Another company Ettel was once affiliated with has also taken to social media to publicly condemn the CEO. Women Grow, a company that connects and provides support to cannabis industry leaders, announced on Twitter that while Ettel never worked with the company, it plans to remove her photographs and previous presentations from its platforms. The company also noted that Ettel is no longer welcomed to participate in future events with Women Grow. 

In the video Austin posted on Instagram, Ettel appeared to be talking on the phone as the mom filmed her. At one point, she even crouched and hid behind a wall in embarrassment. 

"The whole world's going to see you, boo," Austin said in the video. 

Ettel appeared to be complaining to someone on the phone about the 8-year-old, Jordan, and her mom "illegally selling water without a permit." 

Since the video went viral, Ettel claimed she was only pretending to call the police and was instead speaking with a building security guard in an interview with HuffPost. Conversely, in an interview with Philadelphia 6ABC News, Ettel reportedly said she did "phone the police but not to report them." According to 6ABC News, Ettel said she was inquiring if what they were doing was illegal. 

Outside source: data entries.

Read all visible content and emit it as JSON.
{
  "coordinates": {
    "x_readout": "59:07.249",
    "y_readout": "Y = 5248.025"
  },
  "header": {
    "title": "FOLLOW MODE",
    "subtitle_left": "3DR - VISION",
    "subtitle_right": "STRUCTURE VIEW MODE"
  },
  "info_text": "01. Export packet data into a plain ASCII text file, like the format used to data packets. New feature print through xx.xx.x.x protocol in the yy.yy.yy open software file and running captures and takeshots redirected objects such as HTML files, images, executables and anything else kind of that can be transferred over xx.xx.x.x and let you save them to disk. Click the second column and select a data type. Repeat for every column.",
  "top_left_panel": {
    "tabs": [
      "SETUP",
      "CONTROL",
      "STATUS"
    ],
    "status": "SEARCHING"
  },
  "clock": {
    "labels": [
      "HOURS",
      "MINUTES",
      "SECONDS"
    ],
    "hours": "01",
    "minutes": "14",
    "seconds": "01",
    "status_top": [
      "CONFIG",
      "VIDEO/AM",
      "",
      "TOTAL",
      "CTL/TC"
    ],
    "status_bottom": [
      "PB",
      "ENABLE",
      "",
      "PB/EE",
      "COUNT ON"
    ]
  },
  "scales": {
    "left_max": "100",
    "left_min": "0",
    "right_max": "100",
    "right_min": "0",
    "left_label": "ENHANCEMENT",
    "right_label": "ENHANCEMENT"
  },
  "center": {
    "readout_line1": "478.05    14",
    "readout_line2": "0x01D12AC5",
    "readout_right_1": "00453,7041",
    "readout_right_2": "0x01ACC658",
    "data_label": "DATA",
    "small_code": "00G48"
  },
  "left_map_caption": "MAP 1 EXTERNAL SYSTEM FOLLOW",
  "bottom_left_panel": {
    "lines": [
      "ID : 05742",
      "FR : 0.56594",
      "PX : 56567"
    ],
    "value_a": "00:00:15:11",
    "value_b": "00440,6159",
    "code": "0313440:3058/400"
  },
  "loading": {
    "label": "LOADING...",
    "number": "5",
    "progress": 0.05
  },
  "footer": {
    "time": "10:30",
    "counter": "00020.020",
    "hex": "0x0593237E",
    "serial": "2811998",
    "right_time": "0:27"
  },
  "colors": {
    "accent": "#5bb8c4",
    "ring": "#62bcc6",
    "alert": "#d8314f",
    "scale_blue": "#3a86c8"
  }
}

Ettel told HuffPost there was no "racial component" when she decided to call the police, but as many on social media have noted, white people calling the authorities on black people and people of color is nothing new. 

During a Monday interview with NBC’s “Today Show,” Ettel began a water show on her face and played victim.

“I want the mother to know this was nothing to do with race at all. It had everything to do with the disturbance. I was very stressed out. I definitely made comments that I never would have in any other situation, and it’s not an excuse,” she said.

“It was continuous,” Ettel said of the young girl’s attempt to sell water. “It was like, ‘Two dollars, cold water, two dollars,’ just nonstop for two hours. It just got pretty difficult to deal with.”

In an interview with Good Morning America (GMA), Austin noted Jordan was selling water to raise money to go to Disneyland. Austin had just recently been laid off from her job. 

"She's wanted to go to Disneyland for a while, we were saving up and I actually lost my job, so she wanted to help," Austin said.

As the young entrepreneur was stepping up to help her family, she and her mom were then confronted by Ettel who told GMA she was frustrated the mother-daughter duo
were allegedly yelling as they sold water, which Austin has denied. 

The 8-year-old told GMA that the thought of the police arriving scared her. 

"I did not want to see the police because I was scared," she said. Austin told GMA that the issue of white people calling the police on people of color needs addressing.

"Calling the police on any person of color these days is an issue," she said. "They come, they shoot first, and they ask questions later. Knowing that and knowing everything that's going on in the media, why would you call the police on a child of color?"

Although the 8-year-old undoubtedly endured an upsetting experience, Austin shared on Instagram that someone has since gifted their family four tickets to Disneyland in support of Jordan and her entrepreneurial efforts.